#### Provided material ####

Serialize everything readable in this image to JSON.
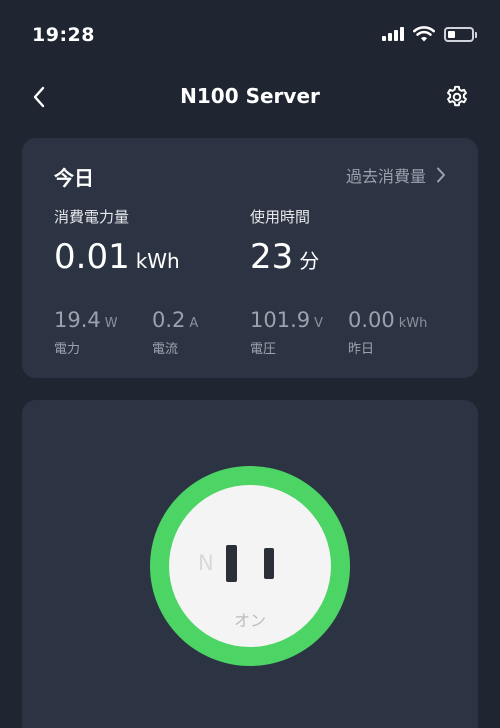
{
  "status_bar": {
    "time": "19:28",
    "icons": [
      "cellular-signal-icon",
      "wifi-icon",
      "battery-icon"
    ],
    "battery_level": 0.3
  },
  "nav": {
    "title": "N100 Server",
    "back_icon": "chevron-left-icon",
    "settings_icon": "gear-icon"
  },
  "today": {
    "title": "今日",
    "history_link": "過去消費量",
    "energy": {
      "label": "消費電力量",
      "value": "0.01",
      "unit": "kWh"
    },
    "usage_time": {
      "label": "使用時間",
      "value": "23",
      "unit": "分"
    },
    "metrics": [
      {
        "value": "19.4",
        "unit": "W",
        "label": "電力"
      },
      {
        "value": "0.2",
        "unit": "A",
        "label": "電流"
      },
      {
        "value": "101.9",
        "unit": "V",
        "label": "電圧"
      },
      {
        "value": "0.00",
        "unit": "kWh",
        "label": "昨日"
      }
    ]
  },
  "switch": {
    "outlet_letter": "N",
    "state": "オン",
    "accent_color": "#4cd464"
  }
}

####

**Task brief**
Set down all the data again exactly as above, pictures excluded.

**Result for this exercise**
Serialize everything readable in this image to JSON.
{
  "status_bar": {
    "time": "19:28",
    "icons": [
      "cellular-signal-icon",
      "wifi-icon",
      "battery-icon"
    ],
    "battery_level": 0.3
  },
  "nav": {
    "title": "N100 Server",
    "back_icon": "chevron-left-icon",
    "settings_icon": "gear-icon"
  },
  "today": {
    "title": "今日",
    "history_link": "過去消費量",
    "energy": {
      "label": "消費電力量",
      "value": "0.01",
      "unit": "kWh"
    },
    "usage_time": {
      "label": "使用時間",
      "value": "23",
      "unit": "分"
    },
    "metrics": [
      {
        "value": "19.4",
        "unit": "W",
        "label": "電力"
      },
      {
        "value": "0.2",
        "unit": "A",
        "label": "電流"
      },
      {
        "value": "101.9",
        "unit": "V",
        "label": "電圧"
      },
      {
        "value": "0.00",
        "unit": "kWh",
        "label": "昨日"
      }
    ]
  },
  "switch": {
    "outlet_letter": "N",
    "state": "オン",
    "accent_color": "#4cd464"
  }
}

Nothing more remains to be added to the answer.